Find how many lines below hold "Windows", then state that number by itself.

=-=-=-=-=

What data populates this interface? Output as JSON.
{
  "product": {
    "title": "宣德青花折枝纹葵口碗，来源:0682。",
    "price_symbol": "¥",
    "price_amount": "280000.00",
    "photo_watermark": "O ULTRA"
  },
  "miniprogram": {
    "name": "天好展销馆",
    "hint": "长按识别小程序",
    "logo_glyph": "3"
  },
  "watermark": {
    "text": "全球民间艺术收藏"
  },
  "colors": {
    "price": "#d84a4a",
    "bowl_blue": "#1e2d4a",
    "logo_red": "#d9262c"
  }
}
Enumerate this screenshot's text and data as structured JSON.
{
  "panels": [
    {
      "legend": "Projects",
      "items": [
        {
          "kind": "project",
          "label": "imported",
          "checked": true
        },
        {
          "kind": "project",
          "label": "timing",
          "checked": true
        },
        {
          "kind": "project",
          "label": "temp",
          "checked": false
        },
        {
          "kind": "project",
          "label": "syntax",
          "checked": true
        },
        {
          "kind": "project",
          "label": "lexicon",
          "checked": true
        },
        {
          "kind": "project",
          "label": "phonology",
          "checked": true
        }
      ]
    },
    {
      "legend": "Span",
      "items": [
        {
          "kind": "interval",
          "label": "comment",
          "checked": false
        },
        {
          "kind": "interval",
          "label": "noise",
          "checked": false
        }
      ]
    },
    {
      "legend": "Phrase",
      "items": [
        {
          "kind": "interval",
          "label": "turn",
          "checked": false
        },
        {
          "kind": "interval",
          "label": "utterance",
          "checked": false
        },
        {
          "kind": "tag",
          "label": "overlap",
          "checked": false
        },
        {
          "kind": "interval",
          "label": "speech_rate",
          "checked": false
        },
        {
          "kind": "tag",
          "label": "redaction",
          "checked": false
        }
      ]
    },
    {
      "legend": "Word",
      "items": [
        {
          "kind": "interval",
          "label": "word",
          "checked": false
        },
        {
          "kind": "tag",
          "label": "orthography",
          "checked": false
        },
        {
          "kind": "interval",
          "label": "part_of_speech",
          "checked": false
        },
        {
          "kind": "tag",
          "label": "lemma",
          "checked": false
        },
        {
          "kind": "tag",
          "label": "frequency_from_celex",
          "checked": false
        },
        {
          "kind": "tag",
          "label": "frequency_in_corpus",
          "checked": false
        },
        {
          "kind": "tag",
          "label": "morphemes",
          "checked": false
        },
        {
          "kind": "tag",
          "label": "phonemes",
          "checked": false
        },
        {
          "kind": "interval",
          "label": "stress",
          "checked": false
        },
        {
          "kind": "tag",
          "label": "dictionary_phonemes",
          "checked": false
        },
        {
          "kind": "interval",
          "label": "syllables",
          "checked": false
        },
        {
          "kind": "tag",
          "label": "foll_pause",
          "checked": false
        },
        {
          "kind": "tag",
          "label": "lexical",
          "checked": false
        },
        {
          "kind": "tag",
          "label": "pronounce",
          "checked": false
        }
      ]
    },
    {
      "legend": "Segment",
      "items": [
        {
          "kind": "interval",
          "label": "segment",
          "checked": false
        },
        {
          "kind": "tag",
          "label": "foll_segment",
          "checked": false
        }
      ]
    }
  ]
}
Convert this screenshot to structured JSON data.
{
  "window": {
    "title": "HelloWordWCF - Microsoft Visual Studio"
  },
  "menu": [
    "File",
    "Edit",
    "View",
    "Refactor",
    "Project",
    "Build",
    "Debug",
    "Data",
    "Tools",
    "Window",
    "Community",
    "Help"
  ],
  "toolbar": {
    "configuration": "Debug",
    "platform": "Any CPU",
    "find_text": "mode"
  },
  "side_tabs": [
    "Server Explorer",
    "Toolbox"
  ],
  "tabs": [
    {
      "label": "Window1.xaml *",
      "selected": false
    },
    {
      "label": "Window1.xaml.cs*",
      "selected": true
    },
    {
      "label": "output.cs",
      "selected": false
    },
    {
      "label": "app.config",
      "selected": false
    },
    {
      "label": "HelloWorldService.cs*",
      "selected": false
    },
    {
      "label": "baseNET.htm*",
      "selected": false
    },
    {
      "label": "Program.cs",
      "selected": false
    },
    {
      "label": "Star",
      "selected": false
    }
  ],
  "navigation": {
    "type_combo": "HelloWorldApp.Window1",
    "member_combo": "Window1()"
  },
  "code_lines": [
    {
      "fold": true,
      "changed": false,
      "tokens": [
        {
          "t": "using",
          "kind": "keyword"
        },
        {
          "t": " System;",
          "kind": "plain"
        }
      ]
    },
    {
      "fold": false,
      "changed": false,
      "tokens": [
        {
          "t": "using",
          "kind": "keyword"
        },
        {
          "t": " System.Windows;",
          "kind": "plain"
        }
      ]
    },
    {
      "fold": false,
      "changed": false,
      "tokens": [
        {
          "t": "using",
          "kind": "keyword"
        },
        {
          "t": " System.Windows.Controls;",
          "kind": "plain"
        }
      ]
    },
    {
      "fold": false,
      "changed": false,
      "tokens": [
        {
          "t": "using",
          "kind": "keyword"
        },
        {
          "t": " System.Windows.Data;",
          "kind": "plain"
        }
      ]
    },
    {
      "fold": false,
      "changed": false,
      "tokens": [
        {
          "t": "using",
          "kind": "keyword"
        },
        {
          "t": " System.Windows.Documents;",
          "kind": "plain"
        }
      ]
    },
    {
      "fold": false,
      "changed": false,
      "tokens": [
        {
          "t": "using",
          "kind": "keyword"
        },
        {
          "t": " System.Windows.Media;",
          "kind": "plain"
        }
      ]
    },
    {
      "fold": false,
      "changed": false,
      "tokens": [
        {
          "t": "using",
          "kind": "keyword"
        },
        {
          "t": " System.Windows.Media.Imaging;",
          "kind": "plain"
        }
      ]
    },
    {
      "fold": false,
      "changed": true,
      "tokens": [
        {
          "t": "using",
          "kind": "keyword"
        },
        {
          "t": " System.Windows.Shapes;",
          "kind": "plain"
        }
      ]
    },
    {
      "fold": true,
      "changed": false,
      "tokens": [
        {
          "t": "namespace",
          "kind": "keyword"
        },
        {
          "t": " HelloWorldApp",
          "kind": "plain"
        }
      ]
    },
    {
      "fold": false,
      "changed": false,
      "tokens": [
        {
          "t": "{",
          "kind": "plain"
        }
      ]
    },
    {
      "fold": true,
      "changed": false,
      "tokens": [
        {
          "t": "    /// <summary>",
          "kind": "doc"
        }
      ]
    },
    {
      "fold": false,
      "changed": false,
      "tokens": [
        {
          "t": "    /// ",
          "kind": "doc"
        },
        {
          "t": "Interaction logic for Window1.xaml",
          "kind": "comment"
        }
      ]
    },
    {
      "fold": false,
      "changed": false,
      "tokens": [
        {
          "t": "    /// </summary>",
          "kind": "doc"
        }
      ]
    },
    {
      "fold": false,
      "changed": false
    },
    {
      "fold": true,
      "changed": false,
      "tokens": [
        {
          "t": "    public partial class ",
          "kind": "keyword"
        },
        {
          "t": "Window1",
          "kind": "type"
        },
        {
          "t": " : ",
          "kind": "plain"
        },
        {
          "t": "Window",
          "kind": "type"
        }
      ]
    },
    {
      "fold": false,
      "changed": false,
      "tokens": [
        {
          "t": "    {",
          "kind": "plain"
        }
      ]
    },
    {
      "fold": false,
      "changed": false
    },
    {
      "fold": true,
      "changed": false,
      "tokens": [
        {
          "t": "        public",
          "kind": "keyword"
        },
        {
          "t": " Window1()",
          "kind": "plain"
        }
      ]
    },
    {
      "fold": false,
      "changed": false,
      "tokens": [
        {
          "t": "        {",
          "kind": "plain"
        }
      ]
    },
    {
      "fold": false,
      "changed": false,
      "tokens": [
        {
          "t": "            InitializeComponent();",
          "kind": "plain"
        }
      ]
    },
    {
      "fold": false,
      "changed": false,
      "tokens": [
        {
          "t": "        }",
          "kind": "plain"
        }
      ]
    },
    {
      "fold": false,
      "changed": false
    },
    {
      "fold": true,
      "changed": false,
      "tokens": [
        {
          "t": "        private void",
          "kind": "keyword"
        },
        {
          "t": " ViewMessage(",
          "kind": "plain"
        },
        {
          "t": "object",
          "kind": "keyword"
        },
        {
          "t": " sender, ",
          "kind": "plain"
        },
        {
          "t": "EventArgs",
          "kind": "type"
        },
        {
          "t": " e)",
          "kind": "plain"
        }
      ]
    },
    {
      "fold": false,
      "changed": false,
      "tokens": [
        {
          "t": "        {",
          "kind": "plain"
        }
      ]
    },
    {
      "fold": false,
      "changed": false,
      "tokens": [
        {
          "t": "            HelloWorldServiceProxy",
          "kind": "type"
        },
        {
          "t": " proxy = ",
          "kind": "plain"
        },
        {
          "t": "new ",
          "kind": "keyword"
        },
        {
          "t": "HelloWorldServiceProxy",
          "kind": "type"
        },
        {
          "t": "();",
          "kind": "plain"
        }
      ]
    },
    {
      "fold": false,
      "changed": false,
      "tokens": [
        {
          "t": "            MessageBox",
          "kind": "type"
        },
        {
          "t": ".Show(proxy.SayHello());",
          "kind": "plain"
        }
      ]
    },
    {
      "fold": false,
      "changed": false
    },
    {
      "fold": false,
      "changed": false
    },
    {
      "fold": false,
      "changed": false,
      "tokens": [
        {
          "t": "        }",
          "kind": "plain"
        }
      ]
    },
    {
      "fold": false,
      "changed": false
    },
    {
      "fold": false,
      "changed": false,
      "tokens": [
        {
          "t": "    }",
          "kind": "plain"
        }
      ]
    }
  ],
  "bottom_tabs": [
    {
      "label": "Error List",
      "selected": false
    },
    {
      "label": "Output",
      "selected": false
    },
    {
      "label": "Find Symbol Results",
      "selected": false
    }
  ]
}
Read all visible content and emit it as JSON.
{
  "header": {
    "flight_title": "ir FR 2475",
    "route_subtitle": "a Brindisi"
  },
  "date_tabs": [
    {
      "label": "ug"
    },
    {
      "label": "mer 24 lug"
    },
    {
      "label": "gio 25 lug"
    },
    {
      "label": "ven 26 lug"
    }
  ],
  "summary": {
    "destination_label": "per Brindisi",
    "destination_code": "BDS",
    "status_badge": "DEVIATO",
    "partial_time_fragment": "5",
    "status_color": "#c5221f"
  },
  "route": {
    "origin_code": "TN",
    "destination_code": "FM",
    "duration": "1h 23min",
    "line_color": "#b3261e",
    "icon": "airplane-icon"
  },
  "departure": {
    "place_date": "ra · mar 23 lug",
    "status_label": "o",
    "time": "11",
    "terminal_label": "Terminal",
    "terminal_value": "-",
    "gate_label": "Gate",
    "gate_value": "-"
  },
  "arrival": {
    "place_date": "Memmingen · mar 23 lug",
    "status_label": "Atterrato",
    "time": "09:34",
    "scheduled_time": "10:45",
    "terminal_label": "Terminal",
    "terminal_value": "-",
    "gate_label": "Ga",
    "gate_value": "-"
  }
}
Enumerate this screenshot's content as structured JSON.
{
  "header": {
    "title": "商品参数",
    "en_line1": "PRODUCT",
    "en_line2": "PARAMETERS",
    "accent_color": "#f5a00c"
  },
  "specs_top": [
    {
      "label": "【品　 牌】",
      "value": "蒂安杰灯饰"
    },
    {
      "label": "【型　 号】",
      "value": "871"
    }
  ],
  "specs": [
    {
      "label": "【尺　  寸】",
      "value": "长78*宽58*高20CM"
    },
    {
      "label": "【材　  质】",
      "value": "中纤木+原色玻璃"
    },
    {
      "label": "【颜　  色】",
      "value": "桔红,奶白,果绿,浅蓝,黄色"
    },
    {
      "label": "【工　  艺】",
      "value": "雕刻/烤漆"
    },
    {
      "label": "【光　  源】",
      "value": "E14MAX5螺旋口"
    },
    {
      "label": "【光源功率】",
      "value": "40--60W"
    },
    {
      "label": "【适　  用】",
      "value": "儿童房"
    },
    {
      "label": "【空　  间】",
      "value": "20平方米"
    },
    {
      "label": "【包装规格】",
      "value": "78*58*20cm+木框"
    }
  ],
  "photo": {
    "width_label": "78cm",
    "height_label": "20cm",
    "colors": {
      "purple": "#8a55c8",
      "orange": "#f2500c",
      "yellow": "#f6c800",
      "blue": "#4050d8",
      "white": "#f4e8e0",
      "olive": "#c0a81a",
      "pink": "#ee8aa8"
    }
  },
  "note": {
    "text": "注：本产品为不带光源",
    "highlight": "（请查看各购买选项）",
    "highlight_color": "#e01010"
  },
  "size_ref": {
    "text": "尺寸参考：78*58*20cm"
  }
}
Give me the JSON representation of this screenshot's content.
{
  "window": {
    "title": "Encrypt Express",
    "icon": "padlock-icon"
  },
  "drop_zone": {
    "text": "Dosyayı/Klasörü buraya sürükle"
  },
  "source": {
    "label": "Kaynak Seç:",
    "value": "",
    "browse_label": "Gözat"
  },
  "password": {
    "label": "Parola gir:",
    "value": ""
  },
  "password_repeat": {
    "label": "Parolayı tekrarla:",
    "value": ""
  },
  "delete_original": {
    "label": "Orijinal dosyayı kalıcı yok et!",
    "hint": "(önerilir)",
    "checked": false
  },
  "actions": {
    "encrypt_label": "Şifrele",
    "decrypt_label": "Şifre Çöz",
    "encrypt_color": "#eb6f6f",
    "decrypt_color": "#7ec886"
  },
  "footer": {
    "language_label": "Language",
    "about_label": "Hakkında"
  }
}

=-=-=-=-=

● Solved problem:
7